Unitec Library welcomes you to your postgraduate study. We recognise that postgraduate study means you will need to study your subject at a deeper level and will be more research based. This guide will give you an overview of the extra library services available to postgraduate students. We urge you to make maximum use of the library and approach staff for help at any time.
All current students have library membership. To borrow and use our services you must have your current student ID card. More about borrowing.
The library's distance service is available free of charge to anyone who lives outside the Greater Auckland. More about our distance services.
If you require a book or journal article which is not held by Unitec library you may obtain it through interlibrary loans. You are allowed up to 40 requests per year free of charge, except for books obtained from overseas. After 40 items you will be charged $15.00 per item. More about inter-library loans.
Library & information skills training
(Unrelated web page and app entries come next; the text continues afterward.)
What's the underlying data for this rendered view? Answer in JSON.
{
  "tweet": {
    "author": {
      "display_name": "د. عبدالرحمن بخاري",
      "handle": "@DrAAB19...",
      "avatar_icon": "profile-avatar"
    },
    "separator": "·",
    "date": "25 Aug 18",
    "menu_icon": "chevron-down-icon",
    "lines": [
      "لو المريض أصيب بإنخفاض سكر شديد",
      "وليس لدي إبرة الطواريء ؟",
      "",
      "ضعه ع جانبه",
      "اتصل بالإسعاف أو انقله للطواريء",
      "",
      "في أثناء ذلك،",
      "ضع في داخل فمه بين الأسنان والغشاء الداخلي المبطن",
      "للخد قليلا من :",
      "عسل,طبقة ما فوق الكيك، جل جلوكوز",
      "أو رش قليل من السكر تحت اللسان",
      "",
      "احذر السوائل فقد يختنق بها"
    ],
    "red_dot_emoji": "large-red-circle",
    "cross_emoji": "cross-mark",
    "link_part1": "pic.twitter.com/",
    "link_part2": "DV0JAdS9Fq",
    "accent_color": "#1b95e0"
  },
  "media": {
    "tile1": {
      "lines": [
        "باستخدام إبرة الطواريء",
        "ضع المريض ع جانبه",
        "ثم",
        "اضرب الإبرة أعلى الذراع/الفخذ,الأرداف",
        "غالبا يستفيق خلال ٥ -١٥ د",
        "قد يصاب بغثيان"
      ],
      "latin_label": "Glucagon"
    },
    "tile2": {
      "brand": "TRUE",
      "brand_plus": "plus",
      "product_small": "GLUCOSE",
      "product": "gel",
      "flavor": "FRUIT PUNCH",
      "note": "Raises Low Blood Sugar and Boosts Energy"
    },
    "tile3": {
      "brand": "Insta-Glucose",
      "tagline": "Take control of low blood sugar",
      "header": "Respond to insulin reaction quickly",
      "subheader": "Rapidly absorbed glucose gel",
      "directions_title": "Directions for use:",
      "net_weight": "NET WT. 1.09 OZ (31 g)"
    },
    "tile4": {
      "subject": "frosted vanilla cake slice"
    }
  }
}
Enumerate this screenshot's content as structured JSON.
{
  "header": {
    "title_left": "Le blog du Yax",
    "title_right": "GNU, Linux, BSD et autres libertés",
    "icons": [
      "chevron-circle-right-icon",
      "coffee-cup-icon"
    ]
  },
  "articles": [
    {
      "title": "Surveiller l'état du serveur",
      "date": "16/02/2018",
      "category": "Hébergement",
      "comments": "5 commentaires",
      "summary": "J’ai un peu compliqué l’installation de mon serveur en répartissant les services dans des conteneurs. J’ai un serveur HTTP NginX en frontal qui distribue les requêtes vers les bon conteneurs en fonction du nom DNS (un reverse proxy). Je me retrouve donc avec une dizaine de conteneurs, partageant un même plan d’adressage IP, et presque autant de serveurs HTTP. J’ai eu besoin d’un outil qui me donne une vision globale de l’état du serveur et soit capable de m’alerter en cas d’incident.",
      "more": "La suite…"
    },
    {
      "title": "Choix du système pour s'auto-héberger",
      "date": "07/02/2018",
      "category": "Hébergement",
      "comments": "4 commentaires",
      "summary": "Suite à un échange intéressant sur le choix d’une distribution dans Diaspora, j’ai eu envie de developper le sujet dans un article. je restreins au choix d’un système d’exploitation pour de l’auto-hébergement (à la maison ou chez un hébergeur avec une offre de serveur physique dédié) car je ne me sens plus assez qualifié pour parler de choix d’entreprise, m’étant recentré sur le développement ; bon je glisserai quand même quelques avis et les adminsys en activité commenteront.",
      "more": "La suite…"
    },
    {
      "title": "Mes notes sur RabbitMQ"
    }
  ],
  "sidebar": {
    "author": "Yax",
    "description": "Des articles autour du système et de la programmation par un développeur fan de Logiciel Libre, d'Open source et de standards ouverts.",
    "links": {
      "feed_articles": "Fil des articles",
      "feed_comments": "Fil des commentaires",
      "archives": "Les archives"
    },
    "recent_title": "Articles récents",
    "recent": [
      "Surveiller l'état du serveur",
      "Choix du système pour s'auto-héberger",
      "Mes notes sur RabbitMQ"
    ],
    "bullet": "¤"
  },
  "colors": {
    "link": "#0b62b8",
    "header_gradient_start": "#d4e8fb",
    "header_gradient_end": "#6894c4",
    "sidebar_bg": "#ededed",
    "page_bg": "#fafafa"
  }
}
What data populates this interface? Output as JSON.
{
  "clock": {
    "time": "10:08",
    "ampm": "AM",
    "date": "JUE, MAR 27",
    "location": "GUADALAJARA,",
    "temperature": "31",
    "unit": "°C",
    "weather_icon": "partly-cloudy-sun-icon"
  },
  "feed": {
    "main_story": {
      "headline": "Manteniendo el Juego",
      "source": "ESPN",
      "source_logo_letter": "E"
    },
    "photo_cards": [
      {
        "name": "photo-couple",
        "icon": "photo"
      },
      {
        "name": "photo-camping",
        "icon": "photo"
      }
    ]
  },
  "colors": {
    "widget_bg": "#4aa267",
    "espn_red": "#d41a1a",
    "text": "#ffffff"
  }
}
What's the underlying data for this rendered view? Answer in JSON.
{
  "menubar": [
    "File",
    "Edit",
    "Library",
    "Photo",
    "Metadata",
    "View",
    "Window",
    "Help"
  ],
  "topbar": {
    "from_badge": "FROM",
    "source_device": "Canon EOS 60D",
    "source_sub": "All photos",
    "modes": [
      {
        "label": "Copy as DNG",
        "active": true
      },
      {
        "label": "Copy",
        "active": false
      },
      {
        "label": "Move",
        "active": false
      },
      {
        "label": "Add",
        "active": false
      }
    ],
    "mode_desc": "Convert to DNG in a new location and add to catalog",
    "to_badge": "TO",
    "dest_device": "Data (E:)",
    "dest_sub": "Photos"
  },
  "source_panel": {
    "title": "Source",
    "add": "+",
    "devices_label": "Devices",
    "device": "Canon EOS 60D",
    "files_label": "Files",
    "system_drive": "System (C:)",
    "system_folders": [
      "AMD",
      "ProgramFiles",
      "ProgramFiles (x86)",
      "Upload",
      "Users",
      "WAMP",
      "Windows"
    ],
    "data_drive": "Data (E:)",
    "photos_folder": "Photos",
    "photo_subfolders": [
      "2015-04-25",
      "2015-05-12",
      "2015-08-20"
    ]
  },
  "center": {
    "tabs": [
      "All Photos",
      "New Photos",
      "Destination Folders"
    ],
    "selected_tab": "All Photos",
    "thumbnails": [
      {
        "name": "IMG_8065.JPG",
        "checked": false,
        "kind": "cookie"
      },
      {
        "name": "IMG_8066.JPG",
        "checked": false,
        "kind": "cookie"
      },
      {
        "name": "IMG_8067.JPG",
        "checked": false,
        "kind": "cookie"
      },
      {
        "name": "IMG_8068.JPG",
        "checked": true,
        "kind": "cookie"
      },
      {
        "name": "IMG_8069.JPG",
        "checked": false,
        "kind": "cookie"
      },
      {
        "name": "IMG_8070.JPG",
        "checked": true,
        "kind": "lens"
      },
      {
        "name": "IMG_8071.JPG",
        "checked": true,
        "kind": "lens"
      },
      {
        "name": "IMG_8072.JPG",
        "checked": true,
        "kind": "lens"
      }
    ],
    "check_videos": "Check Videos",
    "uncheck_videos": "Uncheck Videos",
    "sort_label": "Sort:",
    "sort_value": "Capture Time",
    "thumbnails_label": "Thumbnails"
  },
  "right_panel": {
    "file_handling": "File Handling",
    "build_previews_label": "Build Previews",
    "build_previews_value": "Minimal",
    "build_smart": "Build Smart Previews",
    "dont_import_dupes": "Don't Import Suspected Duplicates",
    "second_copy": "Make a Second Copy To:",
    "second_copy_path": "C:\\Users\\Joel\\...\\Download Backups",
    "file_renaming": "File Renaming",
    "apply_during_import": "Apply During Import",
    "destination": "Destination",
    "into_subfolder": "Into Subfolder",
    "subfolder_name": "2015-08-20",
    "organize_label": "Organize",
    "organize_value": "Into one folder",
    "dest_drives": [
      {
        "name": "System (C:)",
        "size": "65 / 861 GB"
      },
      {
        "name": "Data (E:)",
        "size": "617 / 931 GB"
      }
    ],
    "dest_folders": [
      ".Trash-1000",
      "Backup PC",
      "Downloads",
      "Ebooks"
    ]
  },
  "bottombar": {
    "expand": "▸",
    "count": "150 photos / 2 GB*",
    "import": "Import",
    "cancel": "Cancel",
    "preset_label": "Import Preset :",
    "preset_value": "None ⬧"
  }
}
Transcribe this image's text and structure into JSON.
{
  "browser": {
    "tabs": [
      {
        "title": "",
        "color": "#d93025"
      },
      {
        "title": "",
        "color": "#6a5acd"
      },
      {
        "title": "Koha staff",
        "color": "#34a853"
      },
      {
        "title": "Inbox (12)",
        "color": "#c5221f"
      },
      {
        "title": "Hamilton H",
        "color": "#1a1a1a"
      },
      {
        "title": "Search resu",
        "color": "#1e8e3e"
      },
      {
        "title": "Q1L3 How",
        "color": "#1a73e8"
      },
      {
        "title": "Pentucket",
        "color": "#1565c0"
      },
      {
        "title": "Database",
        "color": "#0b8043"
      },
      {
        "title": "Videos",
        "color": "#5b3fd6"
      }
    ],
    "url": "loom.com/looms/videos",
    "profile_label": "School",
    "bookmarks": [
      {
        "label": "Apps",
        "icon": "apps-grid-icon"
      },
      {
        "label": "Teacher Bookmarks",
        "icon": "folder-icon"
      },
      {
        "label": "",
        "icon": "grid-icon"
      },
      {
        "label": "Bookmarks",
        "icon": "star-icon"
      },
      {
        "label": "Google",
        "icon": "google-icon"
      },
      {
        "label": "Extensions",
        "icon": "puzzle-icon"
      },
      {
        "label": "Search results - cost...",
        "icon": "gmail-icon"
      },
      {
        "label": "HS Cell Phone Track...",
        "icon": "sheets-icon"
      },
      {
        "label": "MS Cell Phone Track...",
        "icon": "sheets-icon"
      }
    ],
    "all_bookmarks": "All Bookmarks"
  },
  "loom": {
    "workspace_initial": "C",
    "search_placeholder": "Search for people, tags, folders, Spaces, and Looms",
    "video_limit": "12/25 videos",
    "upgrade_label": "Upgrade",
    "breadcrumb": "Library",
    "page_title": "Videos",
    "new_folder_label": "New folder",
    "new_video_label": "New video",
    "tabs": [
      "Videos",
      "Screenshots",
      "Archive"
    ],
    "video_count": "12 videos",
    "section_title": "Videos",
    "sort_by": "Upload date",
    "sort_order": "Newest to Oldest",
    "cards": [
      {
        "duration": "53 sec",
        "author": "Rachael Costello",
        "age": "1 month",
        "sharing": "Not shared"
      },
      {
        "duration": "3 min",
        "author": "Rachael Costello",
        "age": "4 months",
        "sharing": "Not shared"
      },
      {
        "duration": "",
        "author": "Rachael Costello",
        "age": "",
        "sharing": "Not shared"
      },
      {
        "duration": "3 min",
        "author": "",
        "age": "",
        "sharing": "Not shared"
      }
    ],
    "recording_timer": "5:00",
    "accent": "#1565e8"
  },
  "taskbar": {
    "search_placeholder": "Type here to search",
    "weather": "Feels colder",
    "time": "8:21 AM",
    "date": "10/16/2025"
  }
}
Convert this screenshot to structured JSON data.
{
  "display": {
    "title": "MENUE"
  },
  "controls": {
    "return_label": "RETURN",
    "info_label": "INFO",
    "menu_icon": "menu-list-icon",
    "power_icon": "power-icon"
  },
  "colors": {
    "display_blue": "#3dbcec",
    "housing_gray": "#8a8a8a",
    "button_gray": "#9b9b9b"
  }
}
We offer information skills sessions to postgraduate students. Your lecturer can arrange a library training session for your class and we also provide individual tutorials. Our How to Research page provides an introduction to basic library research skills. More details
Library Knowledge Specialists
Each department has a library knowledge specialist, who acts as a link between the library and post-graduate students, and provides the following services:
Full List of Library Knowledge Specialists
- Personal library orientation. Contact your library knowledge specialist for a personal library orientation and introduction to our services and resources. This also gives us an opportunity to find out about your information needs.
- If you are off-campus or part-time we encourage you to use email or phone to contact us.
- Information resources, especially electronic ones, are constantly changing and developing. We run an annual refresher course on the resources, sessions on new resources and we can tailor a personal session just for you anytime.
- We are experts in finding information. We suggest you discuss your research with us early in the research process.
- We regularly run sessions on EndNote.
Many Unitec theses are available online through the Unitec Research Bank. Links to online theses can also be found on LibrarySearch under the Catalogue tab. The Hub Library also holds a print copy of some Unitec theses in a closed collection. These print copies are
listed in our catalogue, and can only be used in the Library.
Theses from other universities are interfiled in the general collection and may be borrowed.
Guide to the Presentation of Theses
Please contact your supervisor for UNITEC's Guide to the presentation of theses. It includes guidelines on language, style, format and copyright.
Reference Management Software
Mendeley and Endnote are the referencing management software recommended for postgraduate students at Unitec. These software programs allow you to create, store and manage bibliographic references, which are useful for writing academic papers. They allow you to import references from the library catalogue and databases directly into you’re your reference ‘library’. Mendeley is a cloud-based program while Endnote at Unitec is local software. Endnote is available from the Library on a USB stick for you to load into your home computer.
SPSS, the statistical software from IBM, can be downloaded and installed on your own computer. It does require a personal authorization code which the library provides. See the Library Guide to SPSS for download links and instructions.
Our How to Research page provides an introduction to basic library research skills. There are numerous books in the library to help you start your research. Below are listed just a few:
Anderson, J., & Poole, M. (1998). Thesis and assignment writing. Brisbane: John Wiley.
Call number: 808.06 AND
Borden, I. & Ray, K. R. (2006). The dissertation: an architecture student's handbook. 2nd ed. Oxford: Architectural
Call number: 808.06672 BOR
Bell, J. (1999). Doing your research project: A guide for first-time researchers in education and social science. Buckingham: Open University Press.
Call number: 370.78 BEL
Fink, A. (1998). Conducting research literature reviews: from paper to the Internet Thousand Oaks: Sage.
Call number: 001.42 FIN
Hart, C. (2005). Doing your masters dissertation: realizing your potential as a social scientist. London: Thousand Oaks, California: Sage Publications.
Call number: 808.066378 HAR
Healey, J.F. (2002). Statistics: A tool for social research. Belmont, C.A.: Wadsworth.
Call number: 519.5 HEA
Lane, N. (1996). Techniques for student research: A practical guide. Melbourne: Longman Australia.
Call number: 025.56 LAN
Morris, T. (2006). Social work research methods: four alternative paradigms. Thousand Oaks, California: SAGE Publications.
Call number: 361.3072 MOR
Murray, R. (2005). Writing for academic journals. Maidenhead, Berkshire: Open University Press.
Call number: 808.042 MUR
Polonsky, M. J. & Waller, D. S. (2005). Designing and managing a research project: a business student's guide. Thousand Oaks, California: SAGE Publications.
Call number: 658.4030072 POL
Quinton, S. & Smallbone, T. (2006). Postgraduate research in business: a critical guide. Thousand Oaks, California: SAGE Publications. Call number:650.072 QUI
Wilkinson, D. (2000). The researcher's toolkit. London: Routledge.
Call number: 001.42 RES
Wisker, G. (2001). The postgraduate research handbook: succeed with your MA, MPhil, EdD, and PhD. Basingstoke, Hampshire: Palgrave.
Call number: 001.42 WIS